<br>The second component, the party organization, provides the structural framework for the political party by recruiting volunteers to become party leaders; identifying potential candidates; and organizing caucuses, conventions, and election campaigns for its candidates. It is the party organization and its active workers that keep the party functioning between elections, as well as make sure that the party puts forth electable candidates and clear positions in the election. When individuals accept paid employment for a political party, they are considered party professionals. Among that group are campaign consultants; fundraisers; local, state, and national executives; and national staff members. If the party-in-the-electorate declines in numbers and loyalty, the party organization must try to find a strategy to rebuild the grassroots following.
<br>The party-in-government is the third component of American political parties. The party-in-government consists of those elected and appointed officials who identify with a political party. Generally, elected officials cannot hold official party positions within the formal organization.
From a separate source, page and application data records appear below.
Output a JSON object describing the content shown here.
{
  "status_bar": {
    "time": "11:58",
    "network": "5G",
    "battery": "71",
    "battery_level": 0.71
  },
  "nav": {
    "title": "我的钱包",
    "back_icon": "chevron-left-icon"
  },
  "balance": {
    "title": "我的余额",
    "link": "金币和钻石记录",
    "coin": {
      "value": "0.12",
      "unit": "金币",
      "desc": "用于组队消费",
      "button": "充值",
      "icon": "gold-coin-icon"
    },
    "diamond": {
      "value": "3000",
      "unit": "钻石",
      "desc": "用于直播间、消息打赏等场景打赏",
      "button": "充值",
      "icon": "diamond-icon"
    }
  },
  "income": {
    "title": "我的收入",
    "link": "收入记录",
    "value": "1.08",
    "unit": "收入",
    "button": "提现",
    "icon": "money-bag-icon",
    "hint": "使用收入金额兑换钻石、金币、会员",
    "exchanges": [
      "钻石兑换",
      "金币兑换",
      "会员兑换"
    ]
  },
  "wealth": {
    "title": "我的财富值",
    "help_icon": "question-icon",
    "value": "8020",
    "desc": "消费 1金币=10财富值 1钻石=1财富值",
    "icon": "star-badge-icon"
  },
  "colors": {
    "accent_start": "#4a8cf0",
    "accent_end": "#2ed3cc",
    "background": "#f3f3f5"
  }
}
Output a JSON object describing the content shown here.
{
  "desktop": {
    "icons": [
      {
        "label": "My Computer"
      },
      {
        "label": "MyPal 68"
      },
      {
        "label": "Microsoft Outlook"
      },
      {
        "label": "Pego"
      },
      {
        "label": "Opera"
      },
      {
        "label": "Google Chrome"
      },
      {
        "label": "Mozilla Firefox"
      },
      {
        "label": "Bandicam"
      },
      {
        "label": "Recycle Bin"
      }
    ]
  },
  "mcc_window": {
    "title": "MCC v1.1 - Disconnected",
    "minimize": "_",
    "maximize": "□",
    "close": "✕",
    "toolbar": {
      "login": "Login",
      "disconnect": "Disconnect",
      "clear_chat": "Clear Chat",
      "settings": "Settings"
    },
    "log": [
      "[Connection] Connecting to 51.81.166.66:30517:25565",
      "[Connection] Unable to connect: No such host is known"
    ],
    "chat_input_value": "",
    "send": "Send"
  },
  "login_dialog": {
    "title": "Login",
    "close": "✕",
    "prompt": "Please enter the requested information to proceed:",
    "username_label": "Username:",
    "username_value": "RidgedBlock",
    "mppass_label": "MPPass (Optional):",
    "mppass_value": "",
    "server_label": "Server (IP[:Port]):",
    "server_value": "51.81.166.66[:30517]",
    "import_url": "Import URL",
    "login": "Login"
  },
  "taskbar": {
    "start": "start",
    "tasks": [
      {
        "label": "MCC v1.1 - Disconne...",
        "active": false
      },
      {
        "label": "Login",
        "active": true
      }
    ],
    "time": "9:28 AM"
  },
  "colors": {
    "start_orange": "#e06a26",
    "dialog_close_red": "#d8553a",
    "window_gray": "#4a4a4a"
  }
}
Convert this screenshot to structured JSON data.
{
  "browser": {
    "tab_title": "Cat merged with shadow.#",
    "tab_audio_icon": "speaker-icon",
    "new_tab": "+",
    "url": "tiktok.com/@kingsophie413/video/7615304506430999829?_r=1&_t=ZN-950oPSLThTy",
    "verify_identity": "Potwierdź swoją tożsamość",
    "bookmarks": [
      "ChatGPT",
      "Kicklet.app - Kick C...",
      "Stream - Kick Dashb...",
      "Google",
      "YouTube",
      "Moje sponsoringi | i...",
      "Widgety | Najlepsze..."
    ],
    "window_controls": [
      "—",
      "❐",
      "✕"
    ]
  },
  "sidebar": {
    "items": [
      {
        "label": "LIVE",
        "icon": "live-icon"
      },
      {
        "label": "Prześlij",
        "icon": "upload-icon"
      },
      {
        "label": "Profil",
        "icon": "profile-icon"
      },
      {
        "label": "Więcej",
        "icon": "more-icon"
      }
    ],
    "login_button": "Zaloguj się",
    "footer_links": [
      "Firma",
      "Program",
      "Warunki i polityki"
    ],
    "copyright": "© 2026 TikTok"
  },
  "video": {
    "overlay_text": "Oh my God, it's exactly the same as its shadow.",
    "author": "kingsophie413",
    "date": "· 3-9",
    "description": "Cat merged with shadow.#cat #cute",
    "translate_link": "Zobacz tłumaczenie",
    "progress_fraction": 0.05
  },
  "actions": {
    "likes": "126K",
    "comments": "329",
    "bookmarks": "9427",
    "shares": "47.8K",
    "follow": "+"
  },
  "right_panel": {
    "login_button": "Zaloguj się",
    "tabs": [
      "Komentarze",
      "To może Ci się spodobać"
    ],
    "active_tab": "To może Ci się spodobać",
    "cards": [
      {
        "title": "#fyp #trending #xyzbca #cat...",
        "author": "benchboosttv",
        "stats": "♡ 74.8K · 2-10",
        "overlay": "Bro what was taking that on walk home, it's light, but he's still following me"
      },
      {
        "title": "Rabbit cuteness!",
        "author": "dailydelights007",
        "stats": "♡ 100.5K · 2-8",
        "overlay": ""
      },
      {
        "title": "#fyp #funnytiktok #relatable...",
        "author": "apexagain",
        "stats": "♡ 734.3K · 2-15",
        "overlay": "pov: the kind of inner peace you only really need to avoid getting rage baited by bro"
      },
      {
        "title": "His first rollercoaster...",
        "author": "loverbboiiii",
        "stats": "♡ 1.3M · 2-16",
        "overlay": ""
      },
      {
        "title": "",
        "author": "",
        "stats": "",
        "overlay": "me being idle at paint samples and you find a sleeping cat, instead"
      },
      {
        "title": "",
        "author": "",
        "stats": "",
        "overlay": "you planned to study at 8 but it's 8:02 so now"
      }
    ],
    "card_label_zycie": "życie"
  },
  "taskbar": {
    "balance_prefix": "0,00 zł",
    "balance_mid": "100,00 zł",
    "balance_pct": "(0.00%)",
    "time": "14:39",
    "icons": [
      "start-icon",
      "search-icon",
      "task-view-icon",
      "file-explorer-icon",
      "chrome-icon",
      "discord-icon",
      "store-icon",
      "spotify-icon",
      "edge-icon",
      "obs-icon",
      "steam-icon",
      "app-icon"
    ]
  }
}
Executives such as the president, governors, and mayors often have the informal power to appoint party executives, but their duties in office preclude them from active involvement in the party organization most of the time.
<br>Ties to a political party are essential to the functioning of government and the operation of the political process in the United States. Republican representatives, senators, and governors expect to receive a hearing at a Republican-controlled White House if they request it. In return, Republican presidents call on party loyalty when they ask the legislators to support their programs. This runs true for Democrats, ...